In addition to increased treatment time, revision rhinoplasty almost always requires the use of certain graft materials. Graft materials are cartilage tissues that are usually taken from the patient's own body and used when reshaping the nose. Cartilage grafting may be necessary even in patients who want a smaller, more delicate nose. Depending on the lack of nasal structures, the severity of the deformity, the preference of the surgeon, and the authorization of the patient, cartilage grafts may be removed from one or more locations. Frequently taken places; nasal septum cartilage, ear cartilage or rib cartilage. Cartilage from either or all of these sites may sometimes need to be taken in order to achieve good results in very severely damaged noses.

Revision or not?

Taken as a whole, revision rhinoplasty is a complex initiative with many potential risks. While surgical techniques and principles are applied properly, successful and satisfactory results are possible.
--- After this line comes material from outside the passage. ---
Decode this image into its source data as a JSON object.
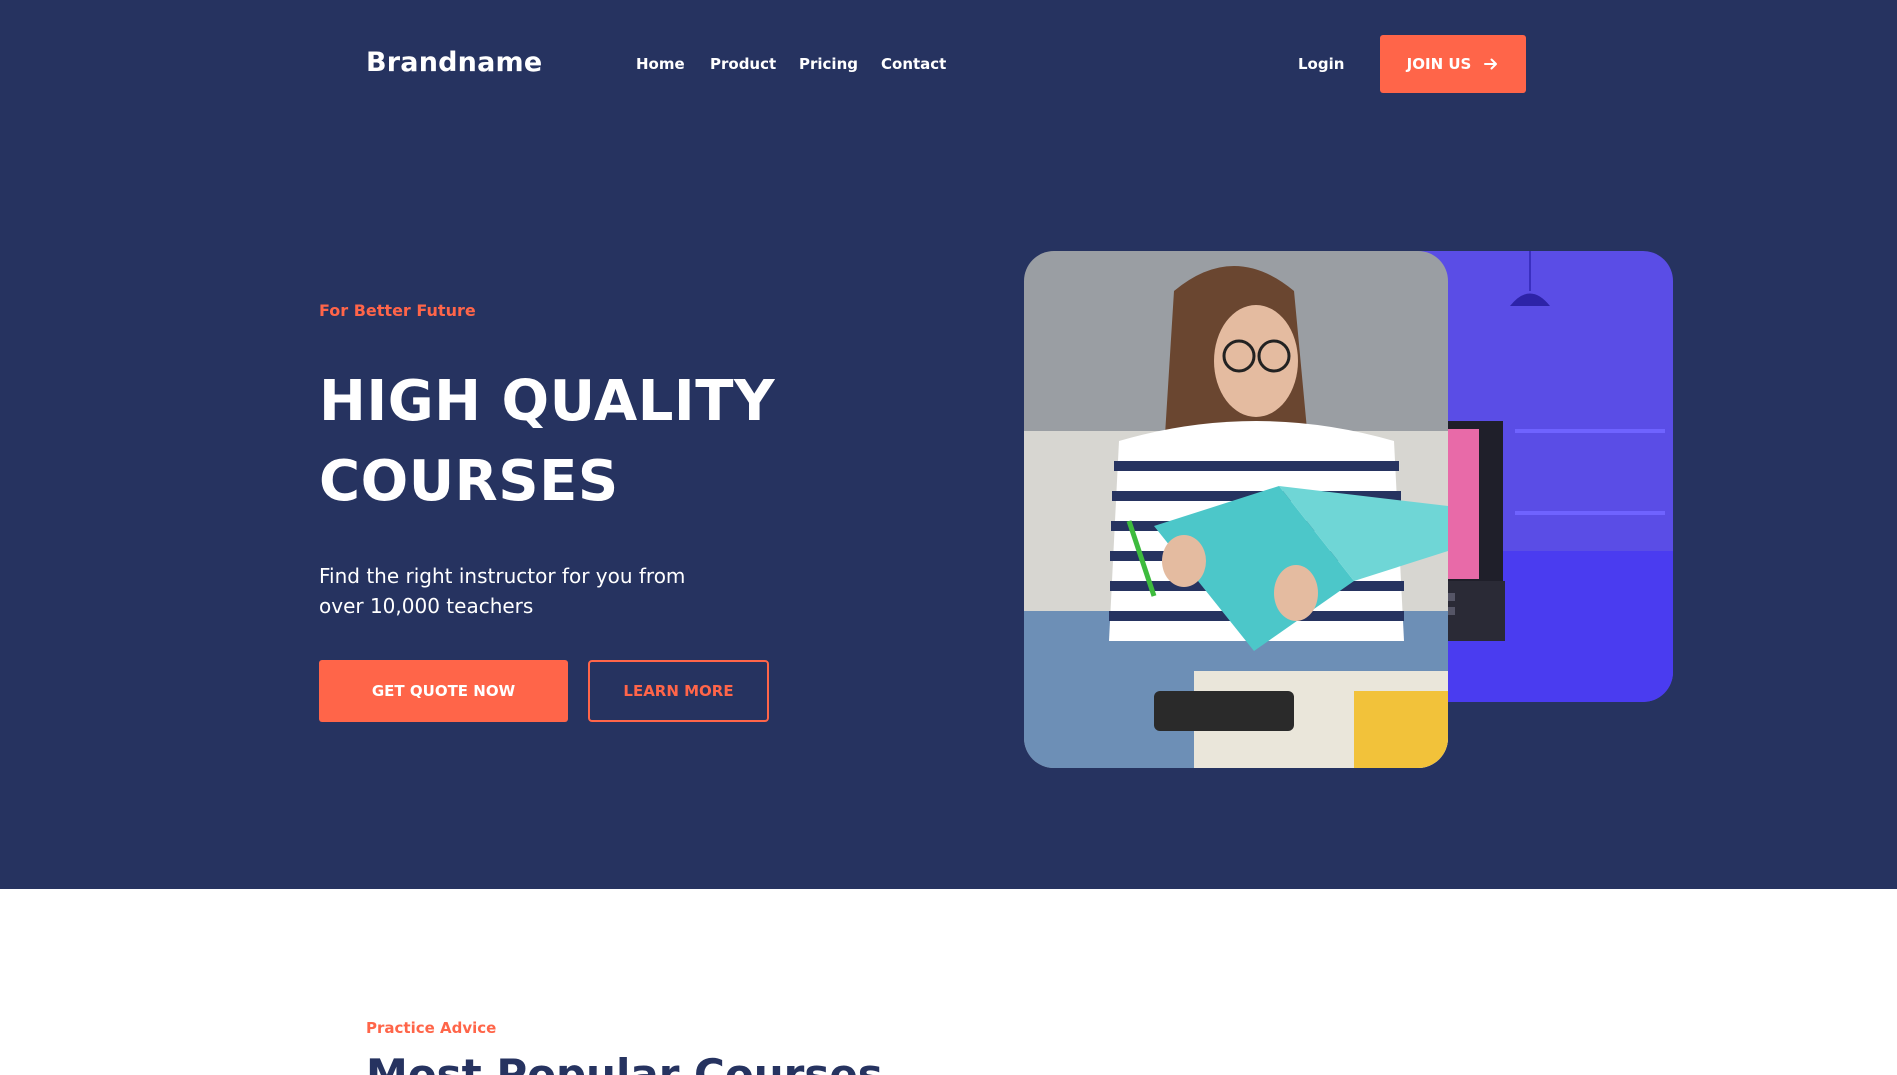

But absolute perfection is almost impossible. It is also important for patients to understand that modern medicine cannot cure all problems and that a severely damaged nose cannot always be corrected with a single procedure. Because of the pre-existing tissue damage and the limitations outlined above, the cosmetic gains to be achieved in a damaged nose can only be achieved with a challenge and step by step. In addition, attempting to achieve perfection by correcting a nose in this condition in a single operation can go no further than destructive damage to already weakened tissues.

While a successful surgeon seeks to achieve the best possible outcome in each patient, the desire to achieve a striking result should provide the balance between the possible risks and complications of revision rhinoplasty.

The surgeon who knows when to step back is a skilled surgeon. As Hippocrates said; “Primum non nocere!”, “Don't hurt first!……